When my oldest brother Doug was around three, he and his parents (Mom and Lee) lived in a garage apartment at his grandparents' house. His great grandfather on his dad's side was living in the house and spent many an afternoon rocking in his chair on the porch reading a book. After his great grandfather died, Doug asked why. My mother explained that Great Grandaddy was just very old and very tired so it was time for him to die.
Probably a year later, Mom and Lee had divorced and she and Doug were on their own. While Lee was never very helpful when we was around, my 25-year-old mother was feeling the stress of keeping things afloat as a single mom in 1963. One day she collapsed into the chair, saying, "Oh, your momma is so old and so tired."
Doug burst into tears and ran to her sobbing, "I DON'T WANT YOU TO DIE!"

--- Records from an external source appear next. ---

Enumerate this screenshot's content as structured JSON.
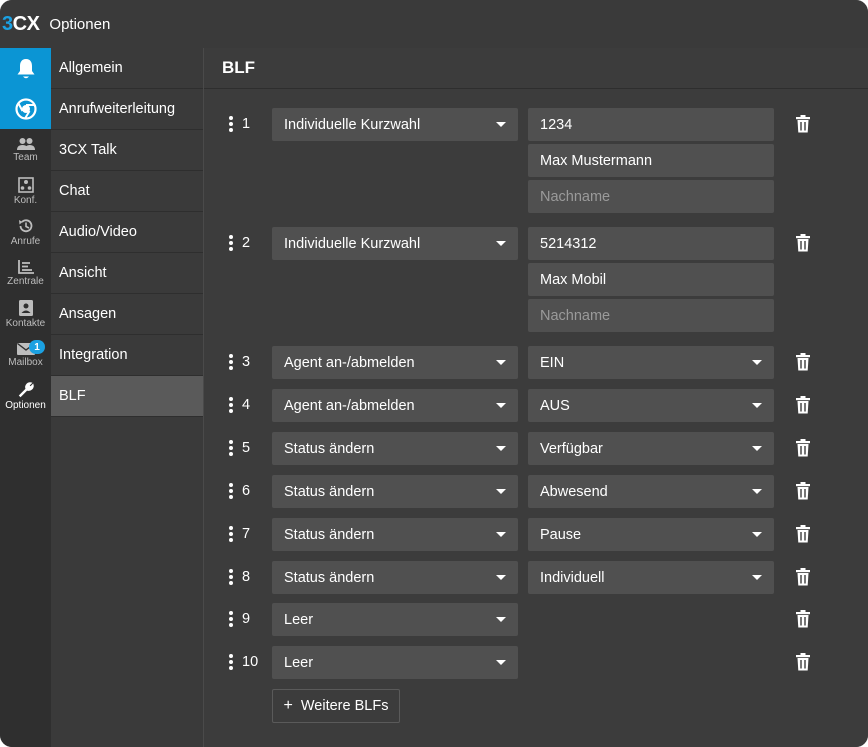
{
  "app": {
    "logo_3": "3",
    "logo_cx": "CX",
    "title": "Optionen"
  },
  "iconbar": {
    "items": [
      {
        "label": "Team",
        "icon": "team-icon"
      },
      {
        "label": "Konf.",
        "icon": "conference-icon"
      },
      {
        "label": "Anrufe",
        "icon": "history-icon"
      },
      {
        "label": "Zentrale",
        "icon": "switchboard-icon"
      },
      {
        "label": "Kontakte",
        "icon": "contacts-icon"
      },
      {
        "label": "Mailbox",
        "icon": "mail-icon",
        "badge": "1"
      },
      {
        "label": "Optionen",
        "icon": "wrench-icon"
      }
    ]
  },
  "menu": {
    "items": [
      "Allgemein",
      "Anrufweiterleitung",
      "3CX Talk",
      "Chat",
      "Audio/Video",
      "Ansicht",
      "Ansagen",
      "Integration",
      "BLF"
    ],
    "active": "BLF"
  },
  "content": {
    "title": "BLF",
    "rows": [
      {
        "num": "1",
        "type": "Individuelle Kurzwahl",
        "fields": [
          "1234",
          "Max Mustermann"
        ],
        "placeholder": "Nachname"
      },
      {
        "num": "2",
        "type": "Individuelle Kurzwahl",
        "fields": [
          "5214312",
          "Max Mobil"
        ],
        "placeholder": "Nachname"
      },
      {
        "num": "3",
        "type": "Agent an-/abmelden",
        "value": "EIN"
      },
      {
        "num": "4",
        "type": "Agent an-/abmelden",
        "value": "AUS"
      },
      {
        "num": "5",
        "type": "Status ändern",
        "value": "Verfügbar"
      },
      {
        "num": "6",
        "type": "Status ändern",
        "value": "Abwesend"
      },
      {
        "num": "7",
        "type": "Status ändern",
        "value": "Pause"
      },
      {
        "num": "8",
        "type": "Status ändern",
        "value": "Individuell"
      },
      {
        "num": "9",
        "type": "Leer"
      },
      {
        "num": "10",
        "type": "Leer"
      }
    ],
    "more_button": "Weitere BLFs",
    "more_plus": "+"
  },
  "colors": {
    "accent": "#0b95d4",
    "brand_blue": "#1ba1e2",
    "field_bg": "#505050",
    "bg": "#3c3c3c"
  }
}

Rich doesn't like it when I say that I'm tired. It's not the statement, but more the tone of voice that I use - a small voice as if even making the statement wears me out. He says it worries him. So now I've found I don't actually say I'm tired much anymore, or if I do, I try to be extra cheery about it.

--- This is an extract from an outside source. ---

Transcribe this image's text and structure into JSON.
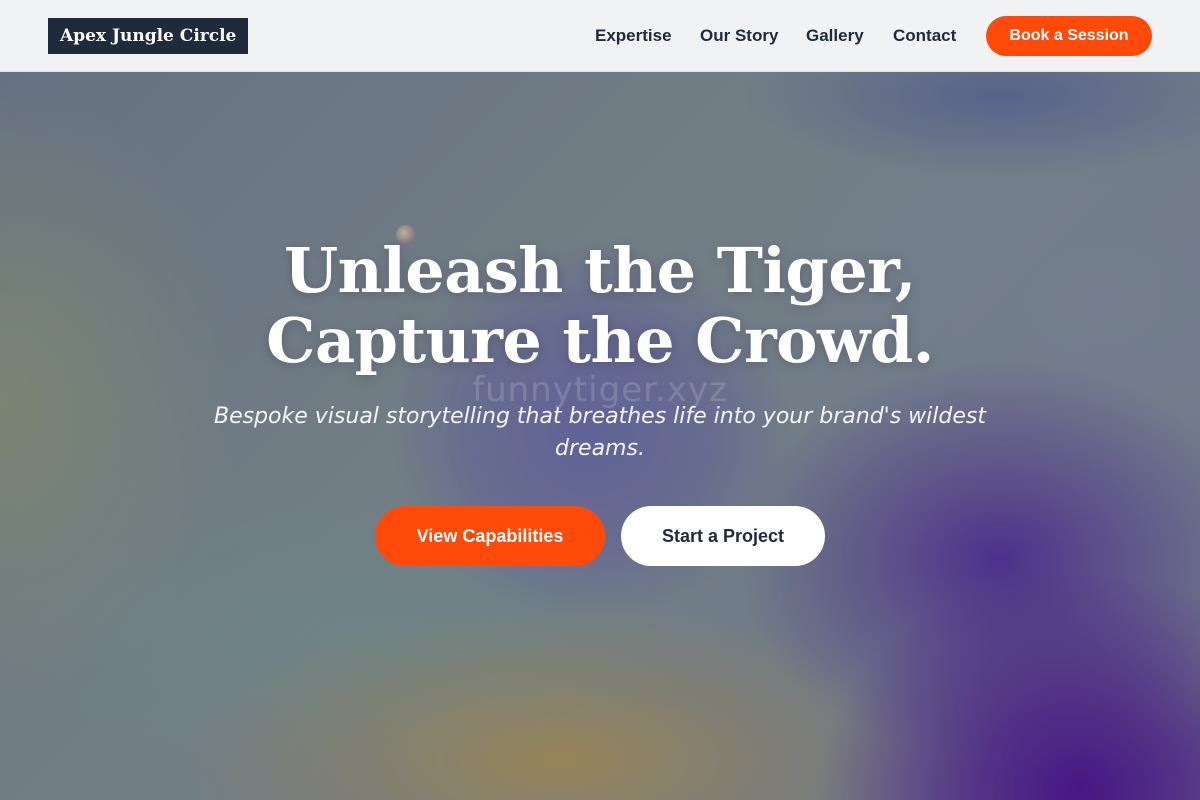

I'm not actually all that tired these days. But every time I'm tempted to collapse in a chair and moan a "woe is me" I think of Doug. And then I realize things aren't so bad.